As the name above suggests, for those sports fans out there, I am passionate about many sports - but there are two in particular that I spend a lot of time playing: Beach Volleyball and Football.  I grew up in Hawaii, and played football in the streets with my friends until the sun went down - eventually playing for my high schools in Hawaii and S. Florida.  I wasn’t quite big enough to play in college - but I continued to play intramural flag football until February 2, 2016 - the date of my rupture.  Like many of the stories I’ve read, I was lined up to run a route late in the game and all of a sudden I heard and felt this loud pop, and it felt like someone just kicked me in the back of my heel.  Knowing the play, and knowing that no one was supposed to be back there (although I was hopeful) I turned around and knew I was in trouble.  My teammates helped me to the sideline and I went to the emergency room where they immediately diagnosed it and referred me to a specialist.  I had surgery on February 9, 2016, and am in a cast.  I have an appointment tomorrow to remove my stitches and to see if I can go into a boot.  I know everyone’s recovery is different, but something tells me I’ll be in another cast for a couple of weeks. 

Beach Volleyball:

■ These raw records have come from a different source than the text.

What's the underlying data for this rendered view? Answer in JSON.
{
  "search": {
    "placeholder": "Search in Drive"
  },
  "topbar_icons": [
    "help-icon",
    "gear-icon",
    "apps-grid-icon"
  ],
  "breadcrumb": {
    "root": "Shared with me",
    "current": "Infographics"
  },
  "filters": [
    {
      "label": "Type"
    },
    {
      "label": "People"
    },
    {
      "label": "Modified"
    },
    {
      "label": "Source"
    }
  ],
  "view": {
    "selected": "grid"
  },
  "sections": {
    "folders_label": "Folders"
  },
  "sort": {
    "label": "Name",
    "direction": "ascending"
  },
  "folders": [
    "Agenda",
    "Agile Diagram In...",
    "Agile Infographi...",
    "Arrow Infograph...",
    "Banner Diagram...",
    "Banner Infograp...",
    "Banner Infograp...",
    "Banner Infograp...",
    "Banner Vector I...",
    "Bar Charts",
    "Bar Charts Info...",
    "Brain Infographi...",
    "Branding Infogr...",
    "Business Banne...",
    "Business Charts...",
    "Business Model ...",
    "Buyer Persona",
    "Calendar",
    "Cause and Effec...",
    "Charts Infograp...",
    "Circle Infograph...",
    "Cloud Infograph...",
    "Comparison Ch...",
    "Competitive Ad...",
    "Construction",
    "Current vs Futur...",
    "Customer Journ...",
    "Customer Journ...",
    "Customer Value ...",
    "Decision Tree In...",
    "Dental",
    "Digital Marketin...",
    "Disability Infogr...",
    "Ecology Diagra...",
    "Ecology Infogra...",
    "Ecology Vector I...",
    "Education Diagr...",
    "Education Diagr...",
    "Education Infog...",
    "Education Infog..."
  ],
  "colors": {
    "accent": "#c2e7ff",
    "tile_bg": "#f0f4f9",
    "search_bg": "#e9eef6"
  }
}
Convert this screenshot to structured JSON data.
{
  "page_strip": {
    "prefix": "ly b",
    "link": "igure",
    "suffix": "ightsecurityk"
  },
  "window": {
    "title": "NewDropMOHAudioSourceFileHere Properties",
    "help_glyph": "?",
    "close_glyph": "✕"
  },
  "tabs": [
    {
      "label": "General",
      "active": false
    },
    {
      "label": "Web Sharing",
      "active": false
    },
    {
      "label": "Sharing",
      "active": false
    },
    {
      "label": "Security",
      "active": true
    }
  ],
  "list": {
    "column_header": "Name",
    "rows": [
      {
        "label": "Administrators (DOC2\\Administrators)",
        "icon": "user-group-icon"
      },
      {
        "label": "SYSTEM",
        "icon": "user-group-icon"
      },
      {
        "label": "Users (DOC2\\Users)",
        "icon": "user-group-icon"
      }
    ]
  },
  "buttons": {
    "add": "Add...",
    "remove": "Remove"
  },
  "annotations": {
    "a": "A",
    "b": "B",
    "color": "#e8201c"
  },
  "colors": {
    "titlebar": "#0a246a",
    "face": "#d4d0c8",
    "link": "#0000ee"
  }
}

My primary sport (now) is beach volleyball.  I learned from the best when I was in college and have been in love with the sport ever since.  One of the best players in the world was in my fraternity and I only wish I started playing when I was in Hawaii.  Either way, one of the hardest parts of this was telling my partner that I would be unable to compete this year as we had been working out and training for a long time.  The best part of beach is that I don’t seem to get hurt like I do playing football.. probably due to the low impact nature of the sport.  I would pull a muscle at least once a year playing football - but I have yet to have a serious injury that was caused by beach volleyball.  My love for this sport and my desire not to lose a step or inch of vertical are driving me to stay vigilant in my diet and physical therapy (once I am able to start). 


The first thing that I thought of when I got hurt was how hard this was going to be on my wife.  She’s amazing.  We have a one year old son and we were set to move into a new house the same weekend I got hurt..  I felt horrible.  We ended up hiring a moving company, but she has single handedly taken care of me, my son, and unpacked our whole house - I don’t know what I’d do without her.  I also have to be driven everywhere since I injured my right leg. 

This went on longer than I thought - I can be a bit long-winded.  Thanks for reading and thanks to everyone for their support.  I am committing to keeping up my blog throughout my journey to full recovery.  Being able to read success stories has given me hope and I want to do that for those that come after me.